 1. Principal Ingredients of the Rectangular Strategy
 1.1 The forefront political agenda of Cambodia under an aim to address economic and social problems now facing Cambodia, and to upgrade the national development potentials, i.e.:
  (1) Promotion of economic growth
  (2) Employment generation
  (3) Implementation of the governance action plan, and thereby ensuring equity, social justice
(4) Enhancement of efficiency and affectivity of the Royal Government
 1.2 Accelerated implementation of broad reforms in all sectors to reduce poverty and achieve sustainable development
 1.3 The Rectangular Strategy aims primarily to develop the nation in continuation from the Triangular Strategy, as developed by the previous government, under nine main objectives, as follows:
  (1)  Reduction of poverty and starvation
  (2)  Nine-year primary education provision
  (3) Promotion of equality of genders
  (4) Reduction of infant mortality
  (5) Improvement of public health system
  (6) Combating on deadly communicable diseases (HIV/AIDS, malaria, etc.)
  (7) Environmental protection
  (8) Enhancement of partnership in development
  (9) De-mining and assistance for victims
 These will lay down foundation for implementation of economic policies, aiming towards growth, employment generation, equality, efficiency and contribution to political reforms and systematic cooperation among coalition political parties.
 2. The Structure of Rectangular Strategy
 2.1 Good governance is the core of the Rectangular Strategy that focuses on four reform areas:
  (1) Anti-corruption
  (2) Legal and judicial reform
  (3) Public administration reform
  (4) Reform of the armed forces, especially demobilization
 2.2 Environment for implementation of the Rectangular Strategy consists of:
  (1) Peace, political stability and social order
  (2) Partnership in development with all stakeholders, including the private sector, donor community and civil society
  (3) Favorable macroeconomic and financial environment

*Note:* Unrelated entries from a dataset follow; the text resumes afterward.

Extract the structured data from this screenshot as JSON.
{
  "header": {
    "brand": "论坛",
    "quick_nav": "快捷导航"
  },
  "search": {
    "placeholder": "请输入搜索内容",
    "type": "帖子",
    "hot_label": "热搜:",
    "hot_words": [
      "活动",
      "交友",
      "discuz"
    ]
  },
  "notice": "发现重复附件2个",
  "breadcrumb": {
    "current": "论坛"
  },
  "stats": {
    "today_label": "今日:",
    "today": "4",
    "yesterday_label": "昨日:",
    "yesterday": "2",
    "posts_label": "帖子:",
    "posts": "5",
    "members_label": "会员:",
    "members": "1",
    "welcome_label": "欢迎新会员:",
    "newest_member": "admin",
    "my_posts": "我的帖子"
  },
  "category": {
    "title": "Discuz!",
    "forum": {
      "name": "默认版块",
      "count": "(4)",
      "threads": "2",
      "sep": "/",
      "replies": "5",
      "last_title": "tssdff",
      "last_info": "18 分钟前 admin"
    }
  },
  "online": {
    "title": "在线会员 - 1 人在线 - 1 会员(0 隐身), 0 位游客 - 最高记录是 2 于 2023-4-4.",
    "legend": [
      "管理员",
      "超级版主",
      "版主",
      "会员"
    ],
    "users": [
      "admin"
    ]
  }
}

  (4) Integration of Cambodia into the region and the world
 2.3 Four strategic growth rectangles are:
  (1) Enhancement of agricultural sector
  (2) Continued rehabilitation and construction of physical infrastructure
  (3) Private sector growth and employment
  (4) Capacity building and human resource development, especially education and health services
 3. National Poverty Reduction Strategy
 3.1 Strengthening peace, stability and social order by implementing concrete measures aimed at enhancing the rule of law, promoting respect for human rights and Democracy to create a political and security environment conducive to sustainable development in the long run
 3.2 Ensuring sustainable, high economic growth in the long run averaging 6%-7% per annum
 3.3 Ensuring equitable distribution of the gains from economic growth among the rich and the poor, between urban and rural areas, and between men and women; and
 3.4  Promoting sustainable environmental management and use of natural resources. Currently, Cambodia has set eight major areas for the national economic development plan:
  (1) Rehabilitation of irrigation system for agriculture
  (2) Development of telecommunications
  (3)  Construction of hydropower dams
  (4) Development of human resources
  (5) Development of export-oriented industries
  (6) Development of tourism
  (7) Exploration of energy and promotion of sustainable use, and
  (8) Development of trade
 Cambodia showed promising growth potential.  The Asian Development Bank projected that the Cambodian economy would likely grow between 9.5% and 9% in 2007 and 2008, respectively, due to expansion in domestic economic activities, higher FDI, government spending and expansion in agricultural outputs.  Continued growth was also seen for textile and garment exports, construction and tourism.



1. Ministry of Foreign Affairs
2. Office of the Board of Investment